Mary Wollstonecraft: Frontrunner of feminism may get a statue at last

Effigy equality is a long way off, but a Mary Wollstonecraft memorial would help

Click to follow
The Independent Online

An alien landing in Britain to assess humanity based on our great works of art might take home a strange view of the populace. For, judging by thousands of statues across the country, humans are a species made up almost entirely of males.

Of the 11 memorials in Parliament Square, London not one is of a woman. Edinburgh honours three named animals – Greyfriars Bobby, Wojtek the soldier bear and Bum the dog – but has only two statues of a named woman. And they are both Queen Victoria. In Manchester, the city centre’s 17 statues are also male –with the one exception of, again, Queen Victoria.

However, following a campaign by Labour, Nicky Morgan, the Education Secretary and Minister for Women, has signalled that the Government is interested in helping to fund a statue to the “mother of feminism”, Mary Wollstonecraft, and has also backed new sculptures of other leading female figures from history. “I think women need more statues in prominent places,” Ms Morgan said.

A Department for Education source added that the minister was eager to hear from campaigners fundraising for a Wollstonecraft statue in Newington Green, north London, where the philosopher lived and worked during the late 18th century.

“She will be inviting them to submit a proposal on how we can help, which may include support with fundraising or with raising awareness,” the insider said. “Nicky is very keen that we ensure there is better representation of women across the board and, of course, statues of critical figures in history like Mary Wollstonecraft are a key part of that.”

Virginia Woolf, writer

The Wollstonecraft statue campaign has already been backed by the Labour leader, Jeremy Corbyn, and deputy leader, Tom Watson.
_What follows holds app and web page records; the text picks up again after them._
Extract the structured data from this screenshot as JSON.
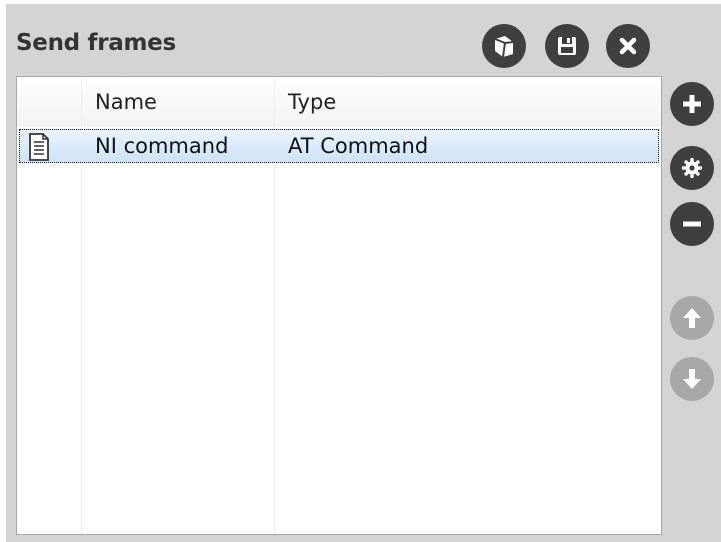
{
  "panel": {
    "title": "Send frames"
  },
  "toolbar": {
    "icons": [
      "load-icon",
      "save-icon",
      "close-icon"
    ]
  },
  "side_actions": {
    "icons": [
      "add-icon",
      "settings-icon",
      "remove-icon",
      "move-up-icon",
      "move-down-icon"
    ]
  },
  "table": {
    "columns": [
      "Name",
      "Type"
    ],
    "rows": [
      {
        "icon": "document-icon",
        "name": "NI command",
        "type": "AT Command",
        "selected": true
      }
    ]
  },
  "colors": {
    "panel_bg": "#d4d4d4",
    "button_dark": "#3f3f3f",
    "button_disabled": "#a8a8a8",
    "selection": "#d6e8fb"
  }
}
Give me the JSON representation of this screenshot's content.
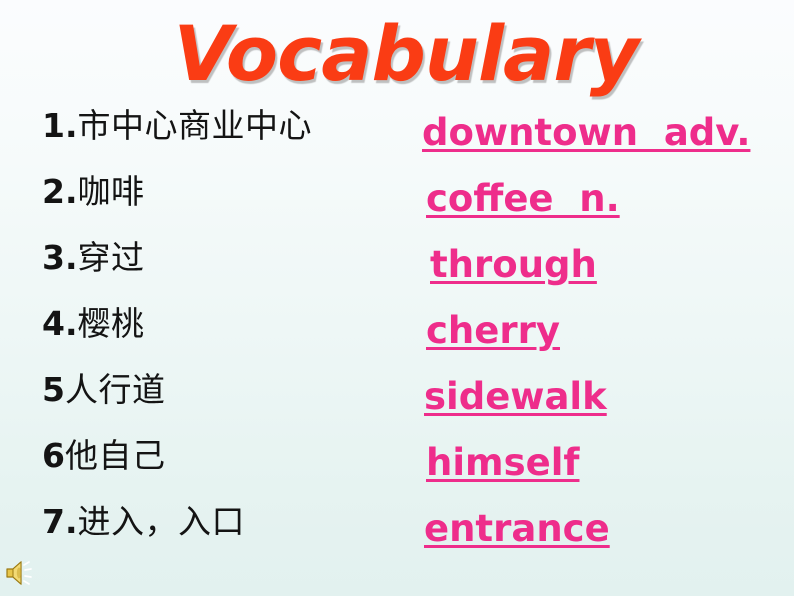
{
  "slide": {
    "title": "Vocabulary",
    "title_color": "#fa3c14",
    "chinese_color": "#141414",
    "english_color": "#ee2d8b",
    "background_top": "#fbfcfe",
    "background_bottom": "#e2f1ef"
  },
  "vocabulary": [
    {
      "number": "1.",
      "chinese": "市中心商业中心",
      "english": "downtown  adv."
    },
    {
      "number": "2.",
      "chinese": "咖啡",
      "english": "coffee  n."
    },
    {
      "number": "3.",
      "chinese": "穿过",
      "english": "through"
    },
    {
      "number": "4.",
      "chinese": "樱桃",
      "english": "cherry"
    },
    {
      "number": "5",
      "chinese": "人行道",
      "english": "sidewalk"
    },
    {
      "number": "6",
      "chinese": "他自己",
      "english": "himself"
    },
    {
      "number": "7.",
      "chinese": "进入，入口",
      "english": "entrance"
    }
  ],
  "media": {
    "speaker_icon": "speaker-icon"
  }
}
Mr Corbyn said: “The overriding bias of statues and memorials towards men in our country is shocking. It is time to redress the balance and honour the millions of women who have transformed Britain for the better.  

“Incredibly, there are no statues to the outstanding writer and women’s rights campaigner, Mary Wollstonecraft, despite her inspiration to women and men who followed her.”  


Florence Nightingale, nurse (Alamy)

He also called for a statue to the suffragette who died when she stepped in front of King George V’s horse at the Epsom Derby in 1913.

“A statue in Parliament would also be a fitting tribute to celebrate the commitment and sacrifice of Emily Wilding Davison who gave her life for women’s suffrage in Britain, and left a deep impact on our politics and country,” he said.

“It is time to right the balance with a clear plan to honour the extraordinary women who have transformed our lives and changed our history.”

Edith Cavell, nurse, shot during the First World War

When asked about the cross-party support, Bee Rowlatt, chair of the Mary on the Green campaign and author of In Search of Mary, said: “This is so great, this is fantastic.”

“It’s completely unacceptable that there’s artistic representation that people see and witness every day, and more than nine out of 10 of them are men,” she said.

“And of the few women you get, they tend to be royals, so they are not there by virtue of their personal achievements. Young people have to see a diverse range of figures celebrated on pedestals.”

Sarah Siddons, actress

She described Wollstonecraft, author of A Vindication of the Rights of Men and then A Vindication of the Rights of Woman, as the “foremother of feminism” and an early human rights campaigner. Her argument that women were “capable of reason” and only needed education was derided by the male-dominated society of the day, but she was supported by some radical thinkers. 

After her death in 1797 – at the age of 38, while giving birth to author Mary Shelley – Wollstonecraft’s grief-stricken husband, the philosopher William Godwin, wrote a loving memoir that detailed her affairs, suicide attempts and the birth of a child out of wedlock.

“She became toxic overnight. It was like a really violent Twitter storm. People circulated poems about her being a slut. It was just awful,” Ms Rowlatt said. Her reputation only began to recover with the birth of the suffragette movement in the next century.

The Victorians’ fondness for statuary means public sculpture is dominated by wealthy men, but some have found ways to redress the balance. In Manchester, the “craftivist” duo Warp & Weft has crocheted masks of notable female scientists from the city and put them over four of the all-male busts in the Sculpture Hall at the town hall, for an exhibition called Big-Up Female Boffins.

“Young girls need to see role models and need to know women have achieved,” said Jenny White, of Warp & Weft, “so it is crucial they [statues of women] are a real prominent feature of public spaces. If you are telling young girls, ‘Look at all the great men of the past’, they are thinking, ‘Where do I fit in?’”


Capital women

1 Sarah Siddons, actress

2 Virginia Woolf, writer, and Louisa Blake, first female surgeon

3 Margaret Ethel MacDonald, social reformer

4 Edith Cavell, nurse, shot during the First World War

5 Florence Nightingale, nurse

6 Anna Pavlova, ballerina

7 Emmeline Pankhurst, suffragette

8 Statue of Mary Seacole, nurse, is planned 

9 Violette Szabo GC, executed Second World War spy

10 Jemina Durning Smith, library founder